Crypto.com has announced that it will no longer facilitate transactions that feature USDT as it looks to comply with the latest regulations issued by the Ontario Securities Commission (OSC).
The move to delist USDT comes after Canadian authorities outlined their commitment to more robust oversight of exchanges following the collapse of FTX.
Crypto.com To Delist USDT
One of the world’s biggest exchanges by trading volume, Crypto.com, has announced that it would be delisting Tether’s USDT stablecoin for users in Canada. The move means the exchange will no longer facilitate transactions using USDT in Canada and its associated regions. Crypto.com stated that it made the decision to comply with instructions from the Ontario Securities Commission (OSC) as part of its pre-registration undertaking of a restricted dealer license.
“Crypto.com has delisted USDT for users in Canada in accordance with instructions from the Ontario Securities Commission (OSC) as part of our pre-registration undertaking for a restricted dealer license.”
The exchange also told its customers that if they failed to withdraw or convert their USDT by the deadline, their USDT stablecoins would be converted to USDC. Canadian users of Crypto.com were notified of the new policy via email, even as images of the notice began circulating on Twitter and Reddit.
“You may incur a retrieval fee if deposits of USDT are made from external wallets after this suspension period, and fund retrieval may not be possible in some cases.”
Complying With The OSC
Crypto.com announced back in October that the Ontario Securities Commission had accepted its pre-registration undertaking to operate in Canada. However, to comply with regulatory requirements, exchanges operating in the province of Ontario cannot deal with assets banned by the regulatory authority. This list also includes USDT. Coinsquare, an exchange regulated by the Investment Industry Regulatory Organization of Canada (IIROC), presently does not list USDT as one of its assets.
Crypto.com’s move comes as regulators worldwide have increased scrutiny of cryptocurrency exchanges following the unraveling of FTX and amidst growing competition among top stablecoins. Canada’s top securities regulatory body, the Canadian Securities Administrators (CSA), issued a statement last month, stating it would be strengthening its oversight of cryptocurrency exchanges by expanding the existing requirements for platforms operating in the country. In a press release, the CSA stated that it is actively monitoring and assessing the role of stablecoins in Canadian markets. The CSA is comprised of regulators from ten provinces and three territories.
Tether’s Controversial Collateralization
According to Tether’s website, the assets backing the USDT stablecoin are comprised of cash and cash equivalents, such as treasury bills. However, Tether has come under fire due to the contents and quality of reserves backing the USDT stablecoin.
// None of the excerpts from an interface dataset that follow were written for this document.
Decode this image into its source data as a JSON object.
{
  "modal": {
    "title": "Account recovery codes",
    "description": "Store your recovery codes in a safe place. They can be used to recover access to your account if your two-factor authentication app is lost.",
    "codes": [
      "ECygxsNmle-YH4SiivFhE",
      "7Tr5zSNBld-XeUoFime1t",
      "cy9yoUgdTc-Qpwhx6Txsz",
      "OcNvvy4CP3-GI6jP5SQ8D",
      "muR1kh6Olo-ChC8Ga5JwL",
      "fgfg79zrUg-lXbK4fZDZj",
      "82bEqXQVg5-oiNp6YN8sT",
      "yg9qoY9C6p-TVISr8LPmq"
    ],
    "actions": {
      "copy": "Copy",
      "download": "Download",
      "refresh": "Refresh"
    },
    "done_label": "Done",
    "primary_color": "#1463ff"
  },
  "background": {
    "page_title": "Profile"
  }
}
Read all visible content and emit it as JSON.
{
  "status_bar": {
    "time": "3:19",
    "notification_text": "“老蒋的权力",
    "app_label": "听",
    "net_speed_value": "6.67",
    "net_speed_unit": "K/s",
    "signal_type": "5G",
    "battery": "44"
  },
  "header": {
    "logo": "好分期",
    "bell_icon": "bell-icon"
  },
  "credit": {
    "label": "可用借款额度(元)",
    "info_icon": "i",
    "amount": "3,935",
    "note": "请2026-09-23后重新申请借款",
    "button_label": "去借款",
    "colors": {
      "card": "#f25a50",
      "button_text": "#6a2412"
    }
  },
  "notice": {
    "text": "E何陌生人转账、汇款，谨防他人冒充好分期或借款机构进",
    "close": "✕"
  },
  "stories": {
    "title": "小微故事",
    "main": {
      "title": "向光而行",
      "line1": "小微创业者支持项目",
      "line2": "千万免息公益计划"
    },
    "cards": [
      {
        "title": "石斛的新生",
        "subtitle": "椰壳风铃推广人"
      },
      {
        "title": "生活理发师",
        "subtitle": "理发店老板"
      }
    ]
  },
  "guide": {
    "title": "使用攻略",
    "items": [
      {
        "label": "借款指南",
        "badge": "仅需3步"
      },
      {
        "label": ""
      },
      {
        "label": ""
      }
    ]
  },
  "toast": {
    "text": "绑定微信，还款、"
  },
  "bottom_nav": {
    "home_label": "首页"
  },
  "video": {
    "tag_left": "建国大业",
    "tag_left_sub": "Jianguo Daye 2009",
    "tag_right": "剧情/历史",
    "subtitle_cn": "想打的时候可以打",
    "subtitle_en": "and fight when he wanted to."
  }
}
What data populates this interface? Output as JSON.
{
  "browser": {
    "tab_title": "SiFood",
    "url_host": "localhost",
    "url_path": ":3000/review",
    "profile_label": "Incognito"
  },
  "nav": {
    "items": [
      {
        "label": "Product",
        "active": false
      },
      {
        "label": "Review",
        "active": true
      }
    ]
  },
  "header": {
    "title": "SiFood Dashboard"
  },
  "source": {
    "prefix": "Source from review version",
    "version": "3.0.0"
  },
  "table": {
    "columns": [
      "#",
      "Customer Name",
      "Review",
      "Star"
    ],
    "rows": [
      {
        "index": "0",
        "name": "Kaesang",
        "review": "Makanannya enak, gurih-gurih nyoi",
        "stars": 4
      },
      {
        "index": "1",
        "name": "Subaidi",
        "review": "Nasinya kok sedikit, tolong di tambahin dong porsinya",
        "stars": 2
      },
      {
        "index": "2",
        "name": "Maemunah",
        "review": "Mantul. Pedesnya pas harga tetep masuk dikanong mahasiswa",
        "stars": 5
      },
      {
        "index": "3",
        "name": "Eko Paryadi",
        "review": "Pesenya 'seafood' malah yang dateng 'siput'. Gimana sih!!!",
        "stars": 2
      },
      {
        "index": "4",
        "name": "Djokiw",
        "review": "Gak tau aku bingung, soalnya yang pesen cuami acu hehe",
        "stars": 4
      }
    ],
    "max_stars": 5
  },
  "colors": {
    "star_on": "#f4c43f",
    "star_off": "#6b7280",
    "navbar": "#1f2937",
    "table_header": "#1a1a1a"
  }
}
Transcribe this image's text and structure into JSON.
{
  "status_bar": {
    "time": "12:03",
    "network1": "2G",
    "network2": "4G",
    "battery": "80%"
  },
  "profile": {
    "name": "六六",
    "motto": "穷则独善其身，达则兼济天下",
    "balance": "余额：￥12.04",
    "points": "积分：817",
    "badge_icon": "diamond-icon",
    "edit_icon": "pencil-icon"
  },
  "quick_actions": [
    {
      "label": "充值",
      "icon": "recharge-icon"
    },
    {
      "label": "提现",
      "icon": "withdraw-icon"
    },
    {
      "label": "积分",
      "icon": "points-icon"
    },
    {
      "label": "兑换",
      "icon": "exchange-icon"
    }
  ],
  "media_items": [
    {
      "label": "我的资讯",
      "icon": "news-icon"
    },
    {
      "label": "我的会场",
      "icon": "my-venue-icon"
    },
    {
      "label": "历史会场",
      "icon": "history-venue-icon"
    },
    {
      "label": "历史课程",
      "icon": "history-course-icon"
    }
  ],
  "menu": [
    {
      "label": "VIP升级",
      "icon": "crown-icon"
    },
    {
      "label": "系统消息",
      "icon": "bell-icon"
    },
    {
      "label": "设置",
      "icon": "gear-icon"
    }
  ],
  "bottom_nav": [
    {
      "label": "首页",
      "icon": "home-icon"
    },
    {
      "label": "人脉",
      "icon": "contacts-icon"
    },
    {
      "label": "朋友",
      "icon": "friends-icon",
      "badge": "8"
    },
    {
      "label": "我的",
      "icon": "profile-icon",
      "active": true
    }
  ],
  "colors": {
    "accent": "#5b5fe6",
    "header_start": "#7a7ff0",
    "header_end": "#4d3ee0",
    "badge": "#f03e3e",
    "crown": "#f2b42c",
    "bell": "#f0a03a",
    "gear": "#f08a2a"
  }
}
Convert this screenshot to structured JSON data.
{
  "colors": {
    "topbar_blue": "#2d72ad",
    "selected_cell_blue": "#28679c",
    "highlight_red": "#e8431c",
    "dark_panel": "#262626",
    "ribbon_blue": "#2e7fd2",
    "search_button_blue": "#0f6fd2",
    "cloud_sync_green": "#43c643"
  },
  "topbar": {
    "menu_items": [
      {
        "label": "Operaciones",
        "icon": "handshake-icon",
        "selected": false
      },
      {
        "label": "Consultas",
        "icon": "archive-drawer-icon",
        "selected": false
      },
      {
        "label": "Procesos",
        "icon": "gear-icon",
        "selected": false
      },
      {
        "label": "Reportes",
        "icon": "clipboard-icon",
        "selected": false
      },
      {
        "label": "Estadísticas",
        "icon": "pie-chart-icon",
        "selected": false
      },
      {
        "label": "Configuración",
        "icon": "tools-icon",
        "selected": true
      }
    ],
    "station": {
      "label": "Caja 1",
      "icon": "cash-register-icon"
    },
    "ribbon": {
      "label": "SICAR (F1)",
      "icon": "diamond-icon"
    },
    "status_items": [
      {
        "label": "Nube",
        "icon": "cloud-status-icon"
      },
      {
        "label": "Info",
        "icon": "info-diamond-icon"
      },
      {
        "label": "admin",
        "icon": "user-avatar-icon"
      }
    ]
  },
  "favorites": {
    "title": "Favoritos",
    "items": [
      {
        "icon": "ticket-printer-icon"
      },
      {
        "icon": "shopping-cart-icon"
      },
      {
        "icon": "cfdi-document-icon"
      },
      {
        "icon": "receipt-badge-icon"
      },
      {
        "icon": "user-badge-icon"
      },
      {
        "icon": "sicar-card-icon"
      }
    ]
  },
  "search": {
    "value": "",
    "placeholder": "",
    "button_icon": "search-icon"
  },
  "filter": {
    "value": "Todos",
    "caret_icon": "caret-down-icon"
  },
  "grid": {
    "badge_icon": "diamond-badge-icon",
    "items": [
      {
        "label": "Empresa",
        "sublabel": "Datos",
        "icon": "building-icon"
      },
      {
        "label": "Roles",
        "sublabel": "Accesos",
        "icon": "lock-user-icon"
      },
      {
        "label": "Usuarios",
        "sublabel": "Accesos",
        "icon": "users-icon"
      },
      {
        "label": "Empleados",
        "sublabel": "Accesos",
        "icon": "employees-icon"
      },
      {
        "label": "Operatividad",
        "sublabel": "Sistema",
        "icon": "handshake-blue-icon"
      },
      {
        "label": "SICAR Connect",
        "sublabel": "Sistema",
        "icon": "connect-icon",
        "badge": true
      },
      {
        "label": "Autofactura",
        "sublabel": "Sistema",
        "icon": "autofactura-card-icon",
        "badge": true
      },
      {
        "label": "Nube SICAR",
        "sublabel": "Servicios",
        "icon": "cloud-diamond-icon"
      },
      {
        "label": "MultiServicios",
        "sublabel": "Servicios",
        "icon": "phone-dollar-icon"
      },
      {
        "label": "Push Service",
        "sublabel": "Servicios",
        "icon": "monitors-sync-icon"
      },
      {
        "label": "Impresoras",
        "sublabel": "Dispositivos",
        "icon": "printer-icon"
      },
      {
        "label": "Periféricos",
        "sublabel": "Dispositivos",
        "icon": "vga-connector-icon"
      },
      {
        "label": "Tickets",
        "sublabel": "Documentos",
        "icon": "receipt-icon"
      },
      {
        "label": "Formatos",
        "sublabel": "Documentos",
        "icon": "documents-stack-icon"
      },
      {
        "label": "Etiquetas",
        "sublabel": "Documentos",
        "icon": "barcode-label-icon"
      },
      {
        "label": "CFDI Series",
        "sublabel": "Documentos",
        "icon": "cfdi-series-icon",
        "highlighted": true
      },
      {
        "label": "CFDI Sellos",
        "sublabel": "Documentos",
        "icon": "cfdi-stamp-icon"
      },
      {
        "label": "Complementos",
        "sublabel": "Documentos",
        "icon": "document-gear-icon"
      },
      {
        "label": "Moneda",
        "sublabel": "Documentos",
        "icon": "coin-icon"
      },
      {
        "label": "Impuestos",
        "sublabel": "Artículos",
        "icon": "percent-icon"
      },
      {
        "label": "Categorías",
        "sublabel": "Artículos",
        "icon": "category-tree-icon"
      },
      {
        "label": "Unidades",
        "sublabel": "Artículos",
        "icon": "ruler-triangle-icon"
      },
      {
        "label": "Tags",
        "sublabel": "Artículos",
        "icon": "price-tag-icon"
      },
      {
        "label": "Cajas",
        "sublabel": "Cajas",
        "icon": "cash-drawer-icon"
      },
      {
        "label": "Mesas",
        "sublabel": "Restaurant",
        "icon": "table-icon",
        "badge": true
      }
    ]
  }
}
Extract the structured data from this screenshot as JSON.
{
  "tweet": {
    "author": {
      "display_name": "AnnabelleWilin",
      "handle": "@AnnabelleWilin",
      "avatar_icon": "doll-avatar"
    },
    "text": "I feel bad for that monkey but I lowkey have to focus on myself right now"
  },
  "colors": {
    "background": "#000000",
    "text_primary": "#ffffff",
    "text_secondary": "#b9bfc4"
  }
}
In a ruling by a US district judge for the Southern District of New York, Katherine Polk Failla, the company was ordered to produce financial documents related to the backing of the USDT stablecoin.
The order was passed thanks to a lawsuit filed by several crypto traders against Tether, alleging that the company had propped up the price of Bitcoin through trades consisting of unbacked Tether tokens. Tether has also fought against allegations that its reserves are primarily comprised of commercial paper from Chinese and Asian companies, calling them baseless and false. However, just months later, the company announced that it had eliminated all its commercial paper holdings and replaced them with US Treasury Bills.
In 2021, Bitfinex, an exchange owned by Tether’s parent company, and Tether were ordered to shut down in New York and pay a fine of $18.5 million for making false and misleading statements related to Tether’s backing. Letitia James, New York Attorney General, stated at the time,
“These companies obscured the true risk investors faced and were operated by unlicensed and unregulated individuals and entities dealing in the darkest corners of the financial system. Tether’s claims that its virtual currency was fully backed by US dollars at all times was a lie.”
Disclaimer: This article is provided for informational purposes only. It is not offered or intended to be used as legal, tax, investment, financial, or other advice.